Egypt Table of Contents
The Military Justice Law of 1966 superseded a code of military justice that the British enacted in 1893. Three major concepts underlay the 1966 law: military law must be consonant with the general law of the land; crimes committed by military personnel (such as theft and embezzlement) were especially serious because they could endanger national security; and the armed forces should be role models for the rest of the country and should set ethical standards by promptly punishing personnel who violate laws.

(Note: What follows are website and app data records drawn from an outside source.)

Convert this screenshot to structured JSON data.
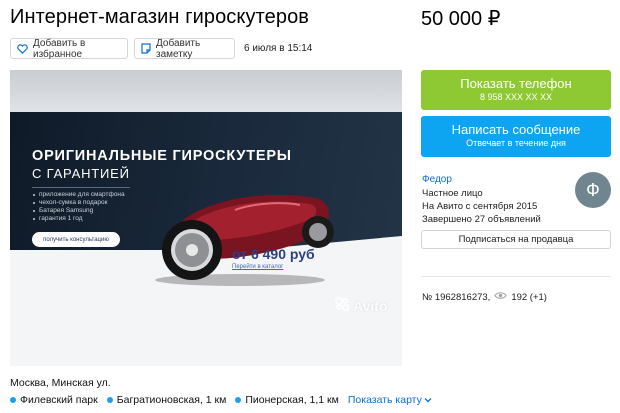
{
  "listing": {
    "title": "Интернет-магазин гироскутеров",
    "price": "50 000 ₽",
    "add_favorite_label": "Добавить в избранное",
    "add_note_label": "Добавить заметку",
    "date": "6 июля в 15:14"
  },
  "banner": {
    "headline": "ОРИГИНАЛЬНЫЕ ГИРОСКУТЕРЫ",
    "subheadline": "С ГАРАНТИЕЙ",
    "features": [
      "приложение для смартфона",
      "чехол-сумка в подарок",
      "Батарея Samsung",
      "гарантия 1 год"
    ],
    "consult_button": "получить консультацию",
    "price_text": "от 6 490 руб",
    "catalog_link": "Перейти в каталог",
    "watermark": "Avito"
  },
  "contact": {
    "phone_button": "Показать телефон",
    "phone_number": "8 958 XXX XX XX",
    "message_button": "Написать сообщение",
    "message_sub": "Отвечает в течение дня"
  },
  "seller": {
    "name": "Федор",
    "type": "Частное лицо",
    "since": "На Авито с сентября 2015",
    "completed": "Завершено 27 объявлений",
    "avatar_letter": "Ф",
    "subscribe_button": "Подписаться на продавца"
  },
  "meta": {
    "ad_number": "№ 1962816273,",
    "views": "192 (+1)"
  },
  "location": {
    "address": "Москва, Минская ул.",
    "metro": [
      {
        "name": "Филевский парк",
        "distance": ""
      },
      {
        "name": "Багратионовская, 1 км",
        "distance": ""
      },
      {
        "name": "Пионерская, 1,1 км",
        "distance": ""
      }
    ],
    "map_link": "Показать карту"
  },
  "colors": {
    "green_button": "#8ec832",
    "blue_button": "#0da5f1",
    "link": "#0a6fd6",
    "metro_dot": "#1fa0ea",
    "avatar": "#6f8691"
  }
}
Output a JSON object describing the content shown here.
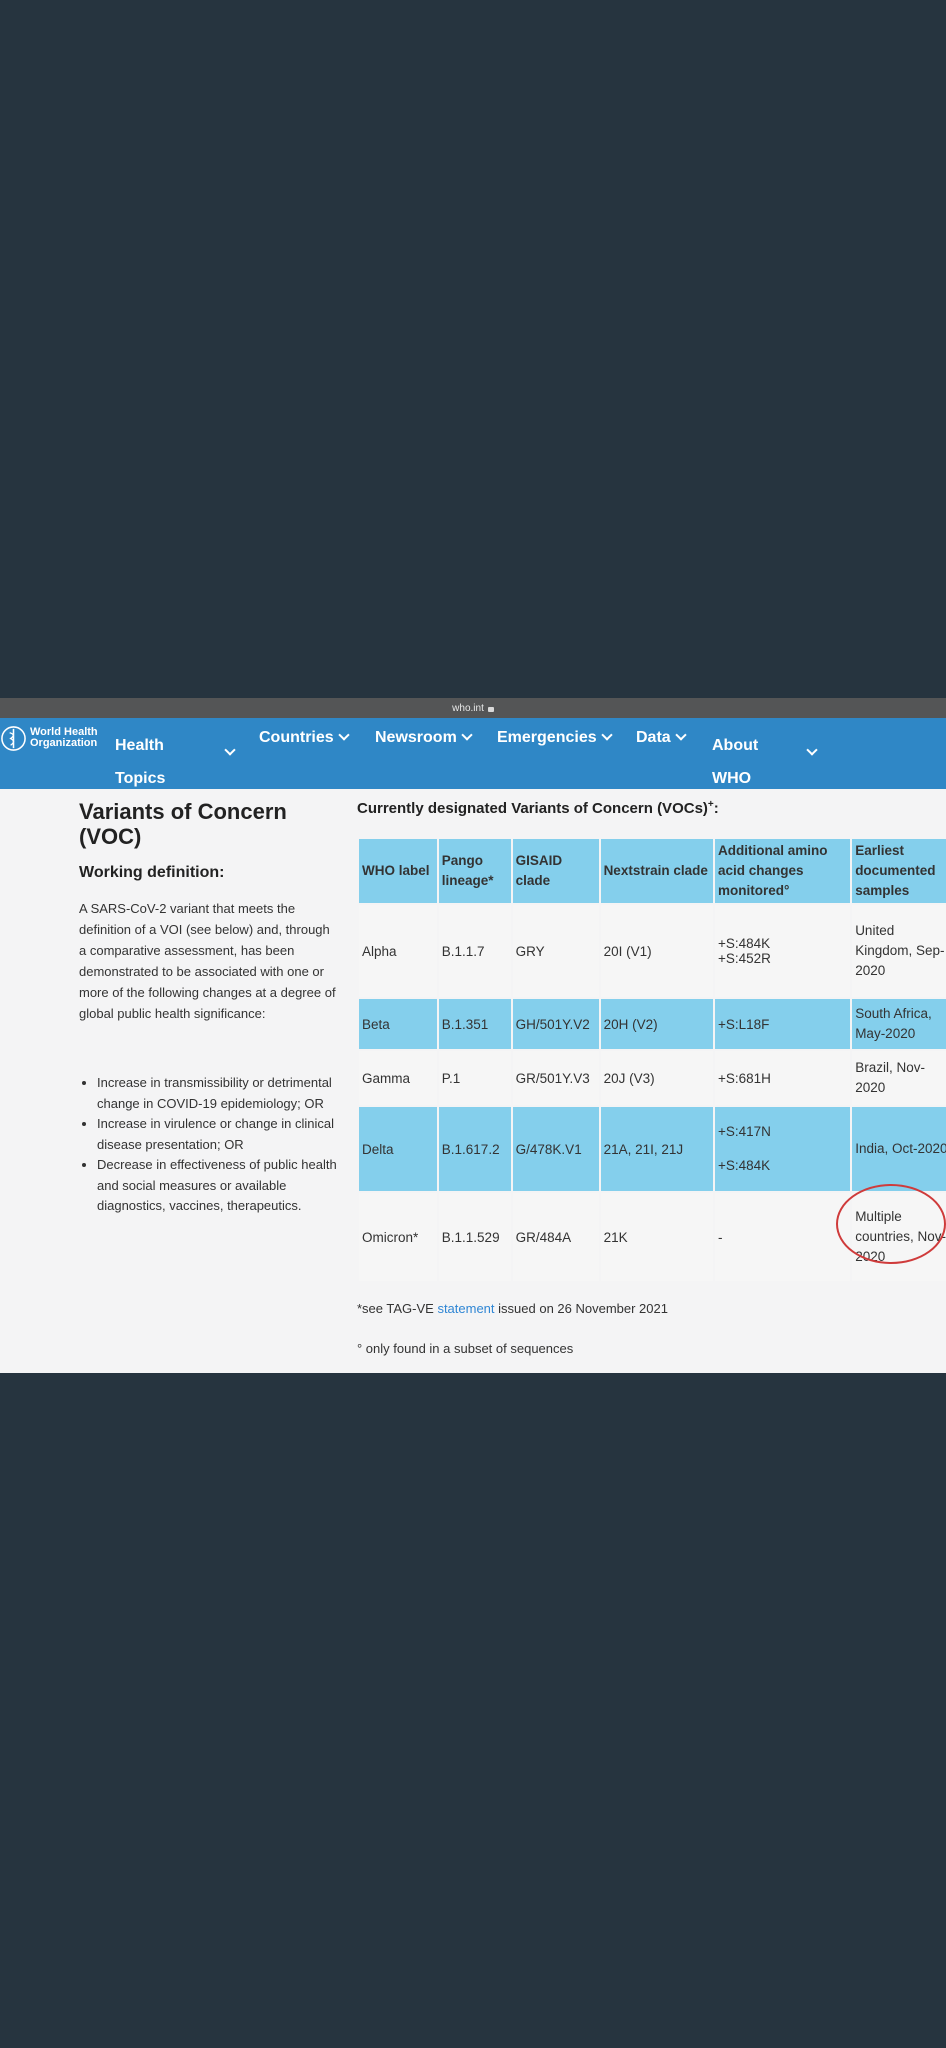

The 1966 law spelled out different legal procedures for administrative violations, misdemeanors, and felonies; this system was similar to the one used throughout the country for civilians. The military court system was similar to most Western military court systems but had courts whose size and authority varied according to the level of command. Military personnel had the right of trial before military courts even for common crimes against civilians. This arrangement, however, was under debate in the late 1980s because many civilians doubted military judges' qualifications and the efficacy of the military courts. Military courts also had jurisdiction in cases involving offenses against military personnel and property. Since 1958 the country's state of emergency has entitled the president to refer civilian cases to military courts when the offenses involved issues of national security.
The accused had the right to defense by an officer or by a civilian attorney. Verdicts, announced in open session, were not final until a higher authority approved them. The ultimate authority was the president, who could delegate his authority to the minister of defense or another official. The accused also had the right of appeal. The 1966 law outlawed cruel punishment, such as flogging, and established maximum sentences for various categories of crimes.
The 1966 law authorized the death penalty for treason, murder, and the destruction or sabotage of weapons or equipment of the armed forces. A 1970 amendment to the law defined twelve treasonable offenses that could be punished by execution. These offenses included misconduct before the enemy, surrendering or abandoning installations or troops to the enemy, and giving aid and comfort to the enemy. In addition, abetting any of the twelve treasonable crimes through error or negligence or contributing to dereliction of duty could be sentenced to life imprisonment at hard labor. Confiscation of government property for private use was also punishable by life imprisonment.
Data as of December 1990